* WHAT THE TASK REQUIRES
Return the listing below word for word.
- - - - -
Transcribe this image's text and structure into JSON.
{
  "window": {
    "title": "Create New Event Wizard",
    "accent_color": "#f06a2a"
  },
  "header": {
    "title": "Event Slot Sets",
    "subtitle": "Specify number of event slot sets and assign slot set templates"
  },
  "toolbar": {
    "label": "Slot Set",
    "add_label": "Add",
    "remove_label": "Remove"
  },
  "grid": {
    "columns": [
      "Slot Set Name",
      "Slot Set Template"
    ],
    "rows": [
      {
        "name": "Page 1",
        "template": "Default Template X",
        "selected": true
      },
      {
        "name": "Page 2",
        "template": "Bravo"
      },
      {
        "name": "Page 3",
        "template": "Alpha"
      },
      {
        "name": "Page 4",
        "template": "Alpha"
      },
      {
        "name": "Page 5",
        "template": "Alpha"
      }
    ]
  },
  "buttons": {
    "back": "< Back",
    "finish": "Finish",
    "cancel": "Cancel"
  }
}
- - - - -
* EXPECTED ANSWER
Transcribe this image's text and structure into JSON.
{
  "window": {
    "title": "Create New Event Wizard",
    "accent_color": "#f06a2a"
  },
  "header": {
    "title": "Event Slot Sets",
    "subtitle": "Specify number of event slot sets and assign slot set templates"
  },
  "toolbar": {
    "label": "Slot Set",
    "add_label": "Add",
    "remove_label": "Remove"
  },
  "grid": {
    "columns": [
      "Slot Set Name",
      "Slot Set Template"
    ],
    "rows": [
      {
        "name": "Page 1",
        "template": "Default Template X",
        "selected": true
      },
      {
        "name": "Page 2",
        "template": "Bravo"
      },
      {
        "name": "Page 3",
        "template": "Alpha"
      },
      {
        "name": "Page 4",
        "template": "Alpha"
      },
      {
        "name": "Page 5",
        "template": "Alpha"
      }
    ]
  },
  "buttons": {
    "back": "< Back",
    "finish": "Finish",
    "cancel": "Cancel"
  }
}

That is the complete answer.